• **Action item**
Lift out all lines below that contain "label".

---- Data under study

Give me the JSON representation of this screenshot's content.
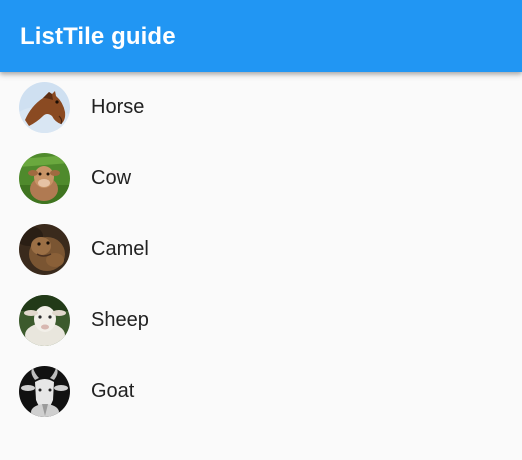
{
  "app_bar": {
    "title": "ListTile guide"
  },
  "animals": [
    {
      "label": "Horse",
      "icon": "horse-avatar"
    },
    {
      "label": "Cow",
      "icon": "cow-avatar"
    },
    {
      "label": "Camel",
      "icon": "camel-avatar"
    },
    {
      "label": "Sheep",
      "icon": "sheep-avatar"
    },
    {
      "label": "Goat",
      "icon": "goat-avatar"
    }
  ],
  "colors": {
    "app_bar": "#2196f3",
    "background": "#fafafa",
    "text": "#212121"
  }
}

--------
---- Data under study

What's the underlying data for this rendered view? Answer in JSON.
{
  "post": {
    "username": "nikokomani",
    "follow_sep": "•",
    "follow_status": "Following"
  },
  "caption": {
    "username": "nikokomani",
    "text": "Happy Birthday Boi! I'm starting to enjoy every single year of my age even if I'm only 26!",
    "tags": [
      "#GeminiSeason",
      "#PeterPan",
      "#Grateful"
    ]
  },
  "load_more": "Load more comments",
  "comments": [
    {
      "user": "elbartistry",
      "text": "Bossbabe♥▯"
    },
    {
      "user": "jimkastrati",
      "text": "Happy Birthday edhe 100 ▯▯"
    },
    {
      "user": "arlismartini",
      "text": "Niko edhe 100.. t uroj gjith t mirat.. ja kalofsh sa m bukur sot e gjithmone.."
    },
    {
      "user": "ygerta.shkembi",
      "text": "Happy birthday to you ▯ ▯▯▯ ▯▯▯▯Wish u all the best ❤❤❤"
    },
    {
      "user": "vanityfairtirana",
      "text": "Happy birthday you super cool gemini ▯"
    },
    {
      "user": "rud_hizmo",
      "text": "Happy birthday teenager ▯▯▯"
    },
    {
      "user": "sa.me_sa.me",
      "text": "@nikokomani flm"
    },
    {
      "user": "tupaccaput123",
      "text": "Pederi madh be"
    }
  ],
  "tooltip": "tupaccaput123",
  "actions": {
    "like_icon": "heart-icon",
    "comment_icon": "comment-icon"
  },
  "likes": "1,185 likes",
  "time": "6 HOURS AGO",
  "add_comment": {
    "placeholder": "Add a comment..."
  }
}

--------

• **Result of the task**
      "label": "Horse",
      "label": "Cow",
      "label": "Camel",
      "label": "Sheep",
      "label": "Goat",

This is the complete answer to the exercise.